Saudi Arabia's sovereign wealth fund, the Public Investment Fund (PIF), is in early discussions to buy a stake in supermarket chain Lulu Group International, two sources familiar with the matter told Reuters.
It is in talks with Indian-born businessman Yusuff Ali, who founded Abu Dhabi-based Lulu, one of the largest chains in the Gulf region, the sources said.
Discussions between PIF and Lulu began four to six weeks ago, one of the sources said.
It was not immediately clear how big a stake PIF is seeking to buy as discussions are at an early stage, or whether the talks would lead to a final transaction.
Lulu operates shopping centres, hypermarkets and other businesses with an annual turnover of $7.4 billion, according to its website.
It has operations in Saudi Arabia and other Gulf states as well as in Egypt, India, Indonesia and Malaysia.
PIF, which manages $360 billion in assets, declined to comment. Lulu's director of marketing & communications, V. Nandakumar, said in an emailed response that "as a policy we never comment on market speculations and media rumours."
Abu Dhabi state-owned holding company ADQ invested $1 billion in Lulu earlier this year, two sources familiar with the talks said. ADQ did not respond to a Reuters request for comment.
PIF is seen as a driver of the kingdom's Vision 2030 plan to diversify the economy, with the authorities aiming to turn it into the world's largest sovereign wealth fund.

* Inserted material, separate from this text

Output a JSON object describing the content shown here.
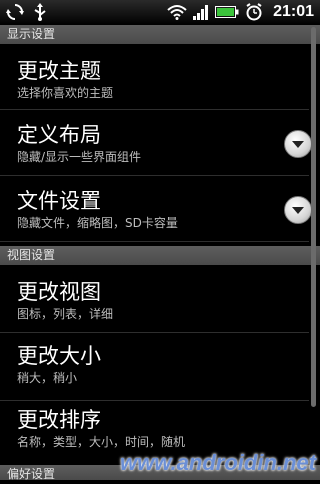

The Saudi government wants to expand the kingdom's retail sector as part of a drive to create one million jobs by 2020.
PIF invested $500 million in e-commerce venture Noon, which shortly afterwards began operations in Saudi Arabia. It also invested indirectly in the IPO of Saudi mall operator Arabian Centres .
PIF was also approached by Reliance to buy a stake in the retail arm of Indian billionaire Mukesh Ambani’s Reliance Industries Ltd.
The fund, whose board is chaired by Saudi Arabia's Crown Prince Mohammed bin Salman, has become a more active investor since 2015, taking a $3.5 billion stake in Uber Technologies and invested $45 billion in Softbank's inaugural technology fund.